As the week moves along it’s becoming more and more apparent the 2014 farm bill will expire on Sept. 30.
“I’m afraid we’re going to go past the Sept. 30 date,” said Senate Ag Chairman Pat Roberts (R-Kan.) to reporters on Monday. “Miracles can happen. We’re not giving up.”
Lawmakers can’t give up, because if they aren’t able to resolve their differences before they go back to their districts for fall break, several programs critical to agriculture’s success will expire.
“There's an acute sense of urgency on two fronts,” explained Tom Dogget CEO of national corn growers. “No. 1 is there are programs in the current Farm Bill that are going to lose funding after September 30 and it will take a special act of Congress to go ahead and reopen that back up and re-establish those programs. One of them is the market at one of the market access programs FMD and that's what funds overseas offices for groups like U.S. Wheat, the Grains Council and other organizations that are doing the very much needed job of building those foreign markets.”
Dogget said the second issue is commodity prices are not getting better. Still, ranking member Debbie Stabenow (D-MI) and Roberts have both said on the record that an expired Farm Bill won’t be a big deal.
“I think there's about 33 programs who lose their funding authority,” says Jim Wiesemeyer, Pro Farmer policy analyst. “Right at the time that we have this tariff increase impacts that you need to develop other markets or other places are expanding existing markets. So, on the one hand Conaway doesn't even want to talk anything beyond September 30 and both the Stabenow and Roberts tended to signal you could go until the end of December for most programs, so there is a disconnect there.”
So, should the farm bill expire on Sept. 30, which programs expire and which continue without a hitch? Here’s the skinny:
- The Supplemental Nutrition Assistance Program (SNAP) would not be affected by farm bill expiration as long as appropriators have passed a funding package that covers USDA, lawyers from Michael Torrey Associates said in an explainer published by Edge dairy cooperative. “The program will be continued via appropriations action even if its authorization for appropriations is expired.”
- Similarly, the federal crop insurance program would continue without issue because it is permanently authorized and funded through mandatory dollars.
- When it comes to conservation titles, funding deadlines vary. That’s because some are funded through appropriates and some are funded through mandatory funds. Bottom line: most conservation programs are implemented through contracts with farmers which will continue to be honored. The appropriations process can impact how conservation programs are treated in an expired farm bill environment. The state of ag appropriations is not determined through the end of the year.
- Most trade and food aid programs would expire without an extension or a new farm bill.
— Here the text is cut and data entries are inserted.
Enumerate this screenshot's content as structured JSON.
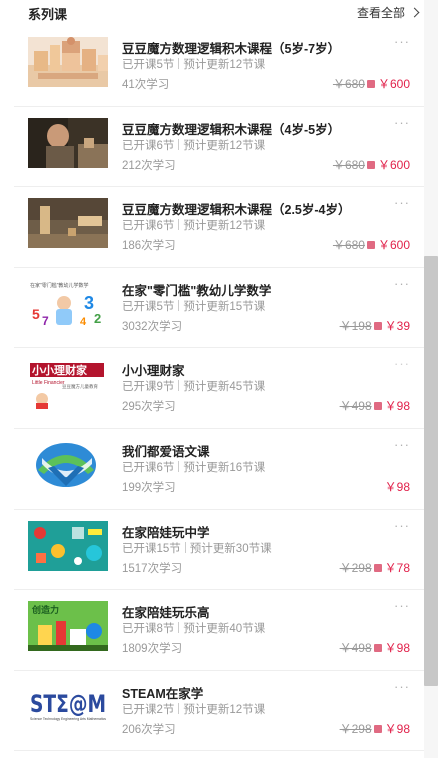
{
  "header": {
    "title": "系列课",
    "view_all": "查看全部"
  },
  "colors": {
    "price_red": "#e1224b",
    "muted_gray": "#999999",
    "scrollbar": "#c7c7c7"
  },
  "courses": [
    {
      "title": "豆豆魔方数理逻辑积木课程（5岁-7岁）",
      "opened": "已开课5节",
      "planned": "预计更新12节课",
      "learners": "41次学习",
      "original_price": "￥680",
      "price": "￥600",
      "has_coupon": true,
      "thumb": "wooden-blocks"
    },
    {
      "title": "豆豆魔方数理逻辑积木课程（4岁-5岁）",
      "opened": "已开课6节",
      "planned": "预计更新12节课",
      "learners": "212次学习",
      "original_price": "￥680",
      "price": "￥600",
      "has_coupon": true,
      "thumb": "child-photo"
    },
    {
      "title": "豆豆魔方数理逻辑积木课程（2.5岁-4岁）",
      "opened": "已开课6节",
      "planned": "预计更新12节课",
      "learners": "186次学习",
      "original_price": "￥680",
      "price": "￥600",
      "has_coupon": true,
      "thumb": "blocks-table"
    },
    {
      "title": "在家\"零门槛\"教幼儿学数学",
      "opened": "已开课5节",
      "planned": "预计更新15节课",
      "learners": "3032次学习",
      "original_price": "￥198",
      "price": "￥39",
      "has_coupon": true,
      "thumb": "numbers-baby"
    },
    {
      "title": "小小理财家",
      "opened": "已开课9节",
      "planned": "预计更新45节课",
      "learners": "295次学习",
      "original_price": "￥498",
      "price": "￥98",
      "has_coupon": true,
      "thumb": "little-financier"
    },
    {
      "title": "我们都爱语文课",
      "opened": "已开课6节",
      "planned": "预计更新16节课",
      "learners": "199次学习",
      "original_price": "",
      "price": "￥98",
      "has_coupon": false,
      "thumb": "blue-green-logo"
    },
    {
      "title": "在家陪娃玩中学",
      "opened": "已开课15节",
      "planned": "预计更新30节课",
      "learners": "1517次学习",
      "original_price": "￥298",
      "price": "￥78",
      "has_coupon": true,
      "thumb": "teal-pattern"
    },
    {
      "title": "在家陪娃玩乐高",
      "opened": "已开课8节",
      "planned": "预计更新40节课",
      "learners": "1809次学习",
      "original_price": "￥498",
      "price": "￥98",
      "has_coupon": true,
      "thumb": "creativity-green"
    },
    {
      "title": "STEAM在家学",
      "opened": "已开课2节",
      "planned": "预计更新12节课",
      "learners": "206次学习",
      "original_price": "￥298",
      "price": "￥98",
      "has_coupon": true,
      "thumb": "steam-logo"
    }
  ],
  "thumb_texts": {
    "little_financier_title": "小小理财家",
    "little_financier_en": "Little Financier",
    "little_financier_sub": "豆豆魔方儿童教育",
    "creativity_label": "创造力",
    "steam_title": "STΣ@M",
    "steam_sub": "Science Technology Engineering Arts Mathematics",
    "numbers_label": "3 4 5 7 2"
  },
  "more_icon": "more-dots-icon",
  "view_all_icon": "chevron-right-icon"
}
While some of these programs are scheduled to expire on December 31 instead of September 30, once expiration occurs, authority for USDA to finance or provide emergency or non-emergency food aid ends, according to Michael Torrey Associates.
- Funding for the Foreign Market Development (FMD), which Doggett referenced at the beginning of the story, would also end, putting the staff and offices of numerous commodity promotion programs in jeopardy. While some commodities say they have reserves to keep offices open for a few months past expiration, eventually offices would be closed, and staff would no longer be paid.
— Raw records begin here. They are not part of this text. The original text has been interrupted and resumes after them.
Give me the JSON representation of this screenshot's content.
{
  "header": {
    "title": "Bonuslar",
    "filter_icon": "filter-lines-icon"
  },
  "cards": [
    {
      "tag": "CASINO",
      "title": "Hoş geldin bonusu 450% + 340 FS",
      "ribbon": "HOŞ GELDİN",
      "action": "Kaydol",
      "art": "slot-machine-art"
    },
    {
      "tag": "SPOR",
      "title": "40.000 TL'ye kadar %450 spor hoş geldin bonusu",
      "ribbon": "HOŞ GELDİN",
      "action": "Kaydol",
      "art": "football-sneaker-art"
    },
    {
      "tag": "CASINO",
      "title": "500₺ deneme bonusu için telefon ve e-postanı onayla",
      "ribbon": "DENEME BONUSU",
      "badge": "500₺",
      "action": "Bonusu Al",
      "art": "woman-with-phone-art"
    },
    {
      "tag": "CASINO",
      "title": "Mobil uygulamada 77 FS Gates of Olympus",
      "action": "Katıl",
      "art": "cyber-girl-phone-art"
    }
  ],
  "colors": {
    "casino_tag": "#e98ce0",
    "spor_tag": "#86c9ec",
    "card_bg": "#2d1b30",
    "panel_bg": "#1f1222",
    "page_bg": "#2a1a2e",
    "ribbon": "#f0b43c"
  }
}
- Title 1 programs like Ag Risk Coverage (ARC) and Price Loss Coverage (PLC) expire with the farm bill and revert back to permanent law. What does that mean? Michael Torrey Associates explains it this way: “What we refer to as “permanent law” is a set of farm policies enacted in the Agriculture Adjustment Act of 1938 and the Agricultural Act of 1949. The policies are suspended for the life of a farm bill, but once a farm bill expires, they come back into force.”
The cornerstone of permanent law is parity pricing. That means the price guarantee today should be set so that the difference between price and input costs are at the same ratio today that they would have been during a 1910-1914 benchmark, Michael Torrey Associations explains. “Permanent law sets a nonrecourse loan rate at a percentage of the parity price. This would set the price support for covered commodities well above market prices,” they say.
Permanent law includes production controls through acreage allotments and marketing quotas for wheat and cotton. And not every commodity, including soybeans, is covered by this support.
- Good news for dairy producers is that a farm bill expiration would not change the Margin Protection Program or make retroactive any of the recent changes made to the program.